Techniques in tossing marble:

Complicated styles make the game more challenging and how you choose your tossing style is your choice.

Knuckle down-player holds his/her shooting marble in the crook or curve of his index finger while resting the knuckle on ground and shoots or flicks the marble with his thumb.

IMG20160815100112-3.jpg

Flicking-player places his shooting marble between forefinger & thumb. Hold your forefinger back with the thumb exerting little pressure and then flip or snap the forefinger forward. This style of tossing is similar to flicking the striker on carrom board.

IMG20160816085703-4.jpg

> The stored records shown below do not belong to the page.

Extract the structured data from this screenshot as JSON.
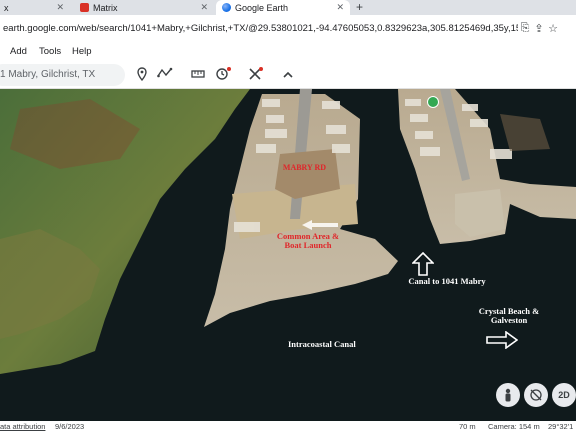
{
  "browser": {
    "tabs": [
      {
        "label": "x"
      },
      {
        "label": "Matrix"
      },
      {
        "label": "Google Earth"
      }
    ],
    "url": "earth.google.com/web/search/1041+Mabry,+Gilchrist,+TX/@29.53801021,-94.47605053,0.8329623a,305.8125469d,35y,151.21172803h,59.9..."
  },
  "menu": {
    "add": "Add",
    "tools": "Tools",
    "help": "Help"
  },
  "search": {
    "value": "1 Mabry, Gilchrist, TX"
  },
  "map": {
    "labels": {
      "mabry_rd": "MABRY RD",
      "common_area": "Common Area & Boat Launch",
      "canal_to": "Canal to 1041 Mabry",
      "crystal_beach": "Crystal Beach & Galveston",
      "intracoastal": "Intracoastal Canal"
    },
    "controls": {
      "mode_2d": "2D"
    }
  },
  "footer": {
    "attribution": "ata attribution",
    "date": "9/6/2023",
    "scale": "70 m",
    "camera": "Camera: 154 m",
    "coords": "29°32'1"
  }
}
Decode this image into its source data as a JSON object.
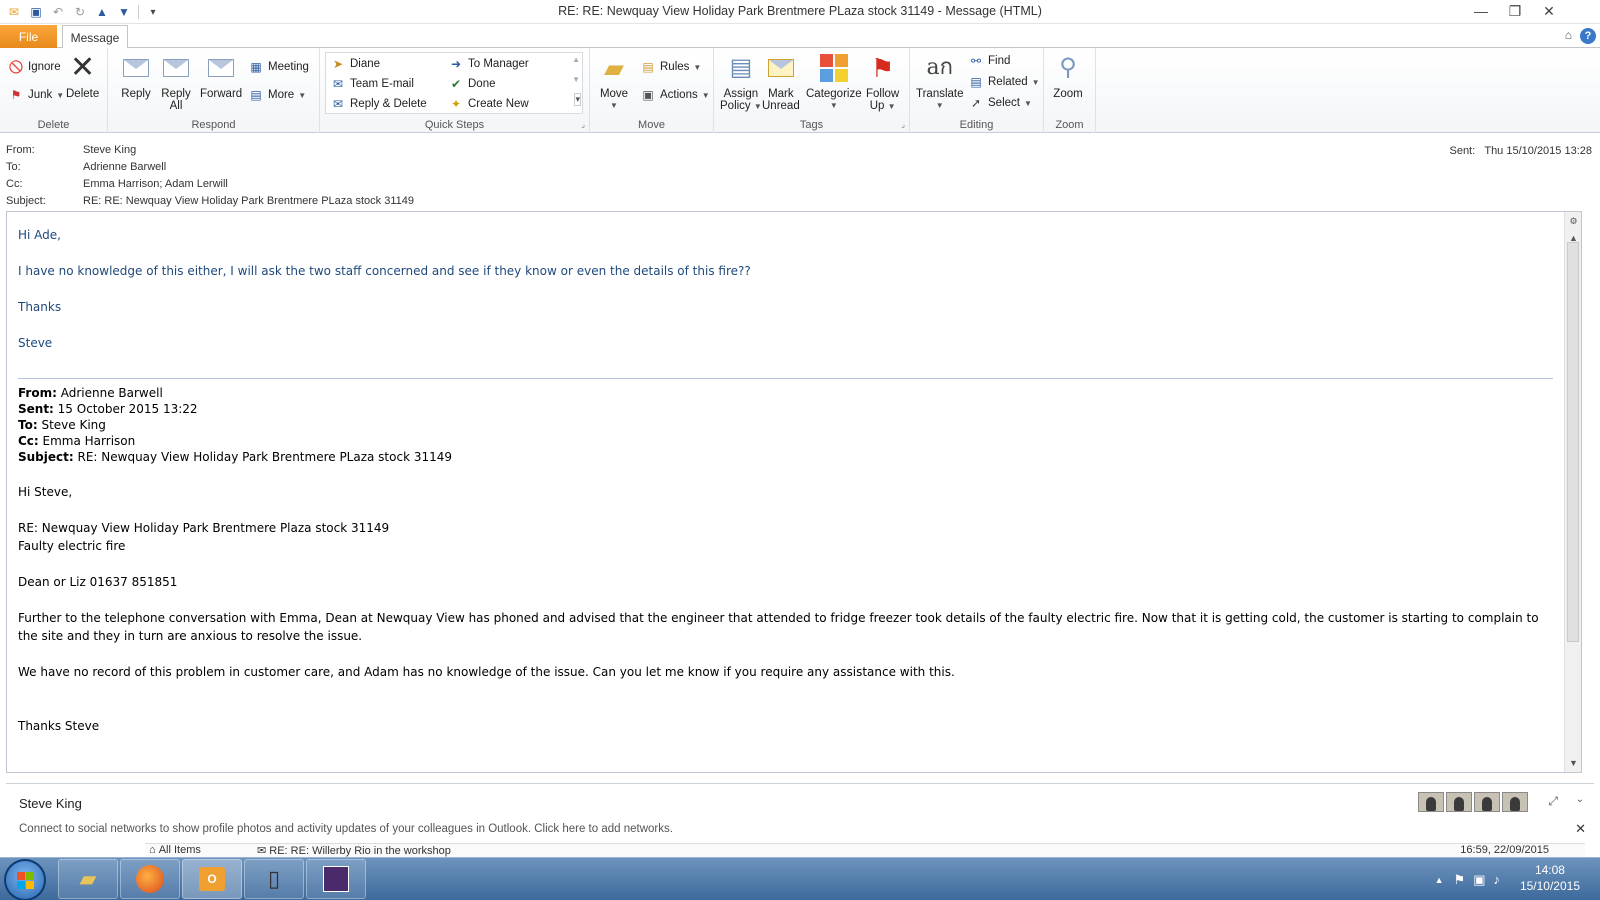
{
  "window": {
    "title": "RE: RE: Newquay View Holiday Park Brentmere PLaza stock 31149  -  Message (HTML)"
  },
  "tabs": {
    "file": "File",
    "message": "Message"
  },
  "ribbon": {
    "delete_group": {
      "label": "Delete",
      "ignore": "Ignore",
      "junk": "Junk",
      "delete": "Delete"
    },
    "respond_group": {
      "label": "Respond",
      "reply": "Reply",
      "reply_all_1": "Reply",
      "reply_all_2": "All",
      "forward": "Forward",
      "meeting": "Meeting",
      "more": "More"
    },
    "quick_steps": {
      "label": "Quick Steps",
      "items": [
        "Diane",
        "Team E-mail",
        "Reply & Delete",
        "To Manager",
        "Done",
        "Create New"
      ]
    },
    "move_group": {
      "label": "Move",
      "move": "Move",
      "rules": "Rules",
      "actions": "Actions"
    },
    "tags_group": {
      "label": "Tags",
      "assign_1": "Assign",
      "assign_2": "Policy",
      "mark_1": "Mark",
      "mark_2": "Unread",
      "categorize": "Categorize",
      "follow_1": "Follow",
      "follow_2": "Up"
    },
    "editing_group": {
      "label": "Editing",
      "translate": "Translate",
      "find": "Find",
      "related": "Related",
      "select": "Select"
    },
    "zoom_group": {
      "label": "Zoom",
      "zoom": "Zoom"
    }
  },
  "header": {
    "from_label": "From:",
    "from": "Steve King",
    "to_label": "To:",
    "to": "Adrienne Barwell",
    "cc_label": "Cc:",
    "cc": "Emma Harrison; Adam Lerwill",
    "subject_label": "Subject:",
    "subject": "RE: RE: Newquay View Holiday Park Brentmere PLaza stock 31149",
    "sent_label": "Sent:",
    "sent": "Thu 15/10/2015 13:28"
  },
  "body": {
    "reply": {
      "greeting": "Hi Ade,",
      "line1": "I have no knowledge of this either, I will ask the two staff concerned and see if they know or even the details of this fire??",
      "thanks": "Thanks",
      "sign": "Steve"
    },
    "quoted_header": {
      "from_label": "From:",
      "from": " Adrienne Barwell",
      "sent_label": "Sent:",
      "sent": " 15 October 2015 13:22",
      "to_label": "To:",
      "to": " Steve King",
      "cc_label": "Cc:",
      "cc": " Emma Harrison",
      "subject_label": "Subject:",
      "subject": " RE: Newquay View Holiday Park Brentmere PLaza stock 31149"
    },
    "quoted": {
      "greeting": "Hi Steve,",
      "ref1": "RE: Newquay View Holiday Park Brentmere Plaza stock 31149",
      "ref2": "Faulty electric fire",
      "contact": "Dean or Liz 01637 851851",
      "para1": "Further to the telephone conversation with Emma,  Dean at Newquay View has phoned and advised that the engineer that attended to fridge freezer took details of the faulty electric fire.  Now that it is getting cold, the customer is starting to complain to the site and they in turn are anxious to resolve the issue.",
      "para2": "We have no record of this problem in customer care,  and Adam has no knowledge of the issue.  Can you let me know if you require any assistance with this.",
      "sign": "Thanks Steve"
    }
  },
  "people_pane": {
    "name": "Steve King",
    "social": "Connect to social networks to show profile photos and activity updates of your colleagues in Outlook. Click here to add networks."
  },
  "lower_list": {
    "folder": "All Items",
    "item": "RE: RE: Willerby Rio in the workshop",
    "date": "16:59, 22/09/2015"
  },
  "taskbar": {
    "time": "14:08",
    "date": "15/10/2015"
  }
}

Indian style of playing involved holding your shooting marble in the forefinger/middle finger of left hand (right or left is dependent on the ease of player) and stretching the forefinger/middle finger backwards exerting pressure by forefinger of the other hand while resting the thumb of your left hand on the ground. Marble is held tight between the fingers before pressure is released. A comparatively difficult style that demands flexibility of both hands and it requires practice!

IMG20160816085551.jpg

This post is longer than I intended. It was a little difficult recollecting the mode of playing but hope ‘ve not done injustice to memory and happy times! These old games don’t come with written rules which gives us the wand to make it twisted or simple as our mind fancies – leave it to your kids to design theirs but sure its worth a try! 

How to play marbles- links:
http://www.landofmarbles.com/marbles-play.html
http://www.wikihow.com/Play-Marbles

For younger kids there are options different:
click for Video
http://spaghettiboxkids.com/blog/how-to-play-marbles-part-1/
http://spaghettiboxkids.com/blog/how-to-play-marbles-part-2/

Advertisements

22 thoughts on “It’s all in the game – Playing Marbles

  1. Wow! When grown up analyses a game, physics, motor skills and all blah blah blah dominates.. Whereas while playing none of them mattered or were recognised consciously..

    It’s indeed brilliant to see the numerous benefits that were learnt effortlessly.. Wonderful write-up and thanks for the enlightenment! 🙂 🙂 🙂

    Liked by 1 person

    1. 🙂 thanks Aadhira!! I started realizing the other side of these games when I got involved with 2 institutions – one educational and the other developmental…. Saw in person how much physical movements mattered for a child’s overall growth, alertness, handwriting skills, confidence & general performance….n really felt how privileged I had been to have enjoyed all benefits unawaringly and wanted to share it all for today’s kids’sake!! Parents always want to know ‘why’ even if it’s a game..so thought of sharing the benefits for them 🙂 benefits are written in consultation with a professional! 🙂

      Liked by 2 people

      1. I too have realised the benefits of playing games making a difference in seemingly altogether parts of life.

        And I do regret the fact that today kids are having the hand eye coordination trained by Android with games in smartphones and lack the finer points of playing as well as socialising with kids of their age.

        Whenever possible, I make it a point to make the kids learn / play games. The joy seen from the kid is worth all the effort. And I’ve never bothered the why so far.. It is a pleasure to know and will continue to let the kids learn them too.. 🙂

        I really appreciate the efforts gone into making this post! It is reflecting in the post.. Special kudos to you! 👏 👏 👏 Keep sharing.. And hope few more kids gets benefited by them.. 🙂

        Liked by 2 people

        1. Totally delighted to read that you’ve noticed the difference and that you make kids play! Just wonderful!! Don’t blame those who ask for why-its that which made me look further!! And thanks a ton Aadhira 🙂 🙂 …..sincerely hope more kids benefit 🙂

          Liked by 1 person

Leave a Reply

Fill in your details below or click an icon to log in:

WordPress.com Logo

You are commenting using your WordPress.com account. Log Out / Change )

Twitter picture

You are commenting using your Twitter account. Log Out / Change )

Facebook photo

You are commenting using your Facebook account. Log Out / Change )

Google+ photo

You are commenting using your Google+ account. Log Out / Change )

Connecting to %s